Spring 5-9-2023

Degree Type

Undergraduate Thesis

Degree Name

Bachelor of Architecture



Committee Chair/First Advisor

Jeffrey Collins


Mutualism is a term more commonly used in Ecology and can be defined as the relationship between organisms of differing species in which each benefit. In Architectural terms, Mutualism can be defined as the relationship between differing owners, buildings, typologies, or programs in which each benefit. A relationship already exists in many forms, but not always in a mutually beneficial way. I propose that architecture be designed and built in such a way that physical architecture relates to its surrounding infrastructure in such a way that creates a system or an ecosystem that is mutually beneficial.

In nature there are many symbiotic relationships between different species. Some with plants and fungi called mycorrhizae which grow along root fibers that provide the structure for the fungi to flourish.
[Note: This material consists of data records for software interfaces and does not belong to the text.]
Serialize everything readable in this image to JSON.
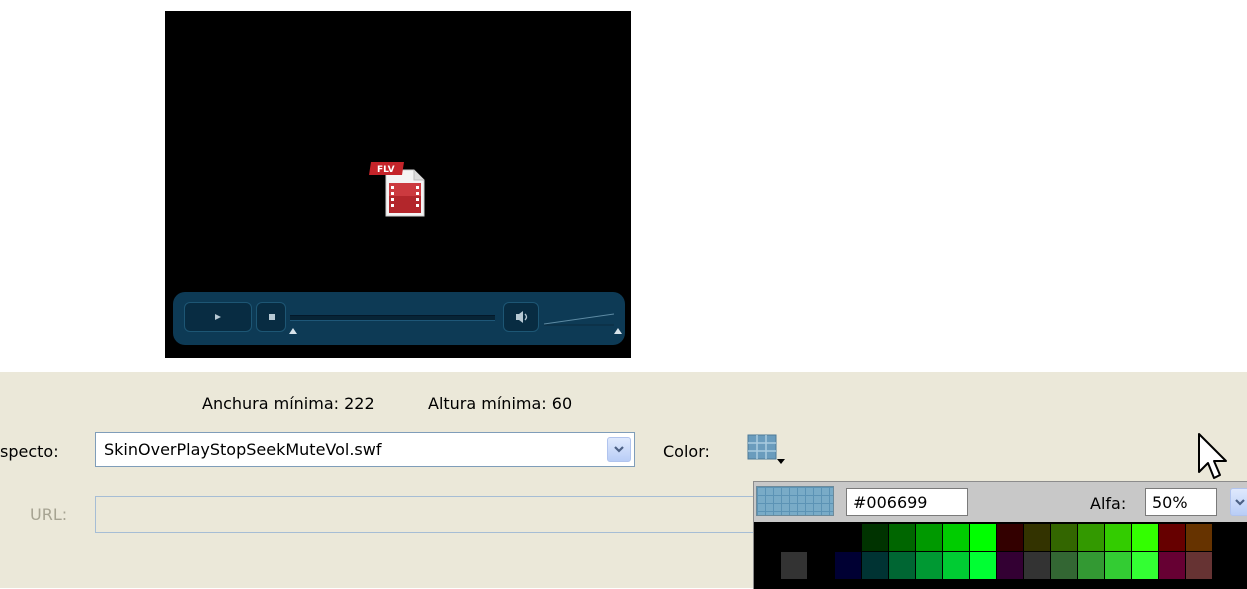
{
  "panel": {
    "min_width": "Anchura mínima: 222",
    "min_height": "Altura mínima: 60",
    "skin_label": "specto:",
    "skin_value": "SkinOverPlayStopSeekMuteVol.swf",
    "color_label": "Color:",
    "url_label": "URL:",
    "url_value": ""
  },
  "preview": {
    "badge_text": "FLV"
  },
  "picker": {
    "hex_value": "#006699",
    "alpha_label": "Alfa:",
    "alpha_value": "50%",
    "swatch_rows": [
      [
        "#000000",
        "#000000",
        "#000000",
        "#000000",
        "#003300",
        "#006600",
        "#009900",
        "#00cc00",
        "#00ff00",
        "#330000",
        "#333300",
        "#336600",
        "#339900",
        "#33cc00",
        "#33ff00",
        "#660000",
        "#663300"
      ],
      [
        "#000000",
        "#333333",
        "#000000",
        "#000033",
        "#003333",
        "#006633",
        "#009933",
        "#00cc33",
        "#00ff33",
        "#330033",
        "#333333",
        "#336633",
        "#339933",
        "#33cc33",
        "#33ff33",
        "#660033",
        "#663333"
      ]
    ]
  },
  "colors": {
    "panel_bg": "#ebe8d9",
    "skin_bar": "#0d3a55",
    "accent_blue": "#006699"
  }
}
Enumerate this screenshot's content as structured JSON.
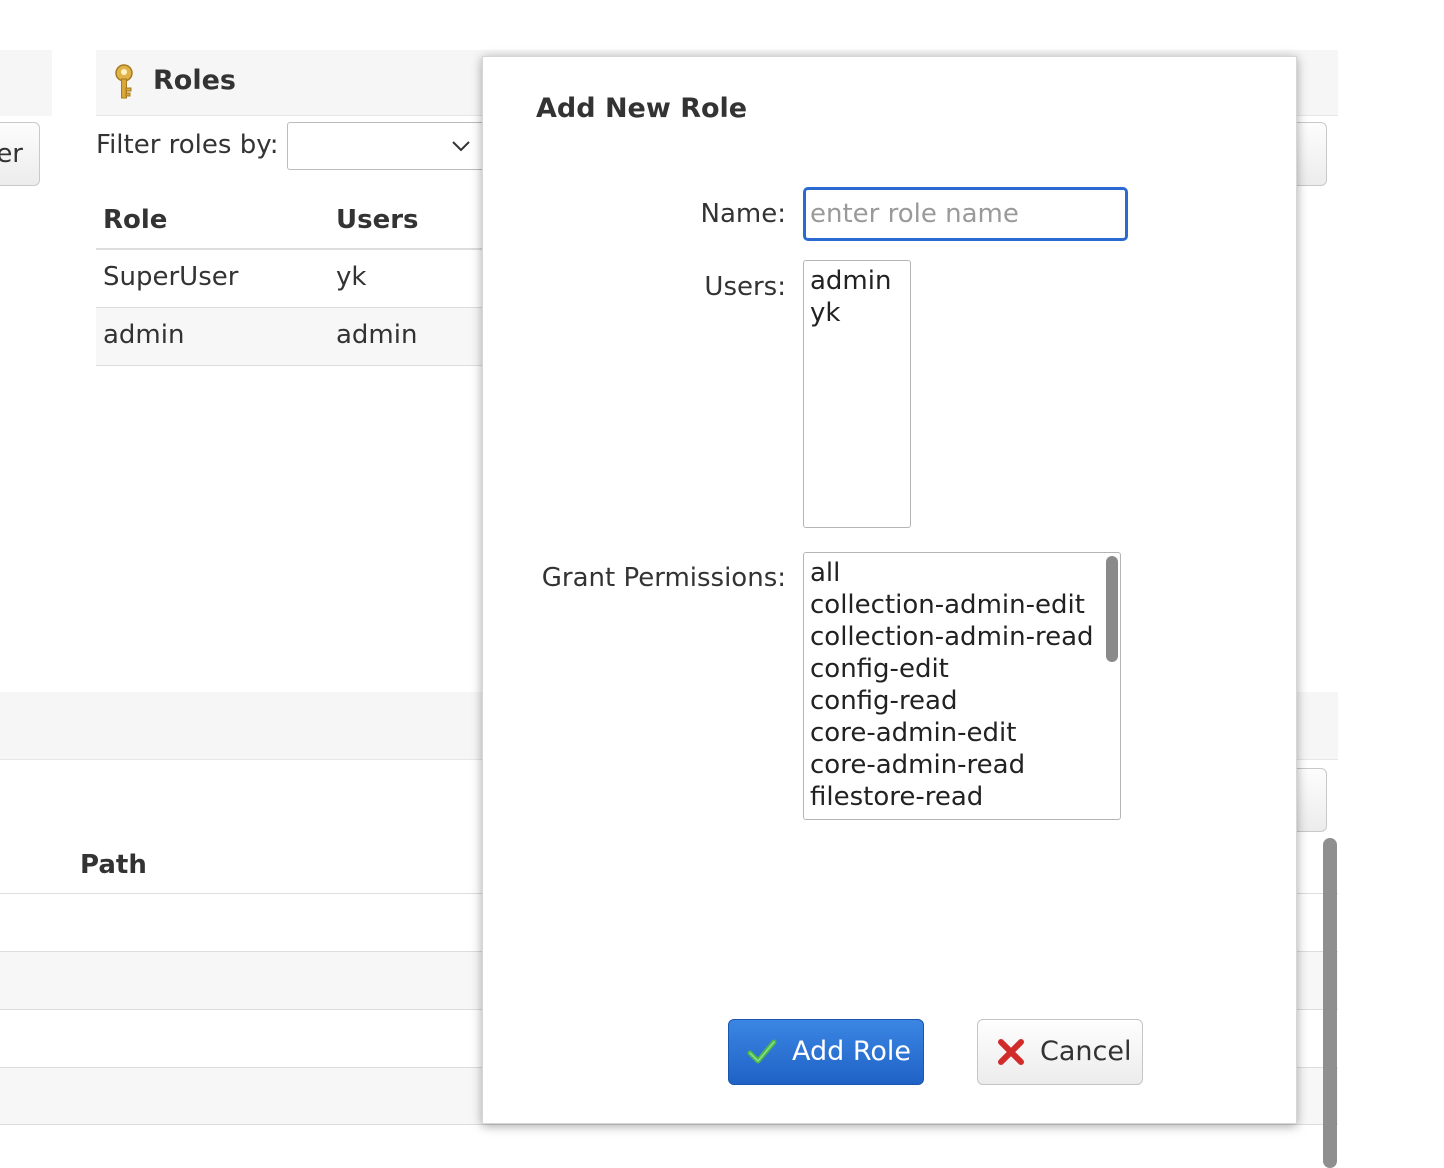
{
  "roles_panel": {
    "title": "Roles",
    "filter_label": "Filter roles by:",
    "filter_value": "",
    "columns": [
      "Role",
      "Users"
    ],
    "rows": [
      {
        "role": "SuperUser",
        "users": "yk"
      },
      {
        "role": "admin",
        "users": "admin"
      }
    ],
    "left_button_partial": "er"
  },
  "permissions_panel": {
    "path_header": "Path"
  },
  "modal": {
    "title": "Add New Role",
    "name_label": "Name:",
    "name_value": "",
    "name_placeholder": "enter role name",
    "users_label": "Users:",
    "users_options": [
      "admin",
      "yk"
    ],
    "permissions_label": "Grant Permissions:",
    "permission_options": [
      "all",
      "collection-admin-edit",
      "collection-admin-read",
      "config-edit",
      "config-read",
      "core-admin-edit",
      "core-admin-read",
      "filestore-read"
    ],
    "add_button": "Add Role",
    "cancel_button": "Cancel"
  },
  "colors": {
    "primary_button": "#2a6ad1",
    "cancel_icon": "#d22b2b",
    "check_icon": "#4cb84a",
    "header_bg": "#f6f6f6"
  },
  "icons": {
    "roles_header": "key-icon",
    "add_button": "check-icon",
    "cancel_button": "close-icon",
    "filter_select": "chevron-down-icon"
  }
}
This in turn increases the surface area of the root, allowing for an additional amount of water and nutrient uptake to the plant.

Other examples of mutualism in nature are with plants to animals that either disperse seeds or pollinate flowers. These pollinators depend on the plant as a food source and in turn the plant flourishes in that environment. On the ocean floor there is yet another example of coral and zooxanthellae, a type of algae, that inhabit the coral but continue to be an independent organism. The algae, through the process of photosynthesis, provide coral with the building blocks to make proteins, fats, and carbohydrates. In return coral provides a protected environment for the algae to thrive.

What if these types of relationships existed in architectural form, what would it look like?

The exchange of resources; shelter, food, nutrients. The exchange of services; protection, transportation, healthcare. The exchange of energy; capture, storage, infrastructure. The exchange of waste as resources.

This topic is important because it explores the relationship between two or more buildings in proximity, and how these buildings can mutually benefit from each other. It is predicted by 2050 that 68% of the world population will be living in urban settings, which equates to higher density in downtown areas. With density comes a higher need for local resources and an increase load on infrastructure.

This thesis also explores the mutualistic relationship between two programs, that of a Data Center and a Vertical Hydroponic Farm, with a goal of capturing heat from the data Center before it is released into the environment and cycle it into the growing environment.

I propose to

One: Explore the relationship of building typology and program and how they can be beneficial

Two: Develop an integrated system that incorporates the premise of being beneficial to adjacent buildings.

I’ve chosen precedents to study in detail for their relationship of the components, façade integration, kinetic ability, and material choice. These precedents were designed to be performative in different ways. They are not necessarily beneficial outside of the internal program, but have the potential of providing resources in different ways.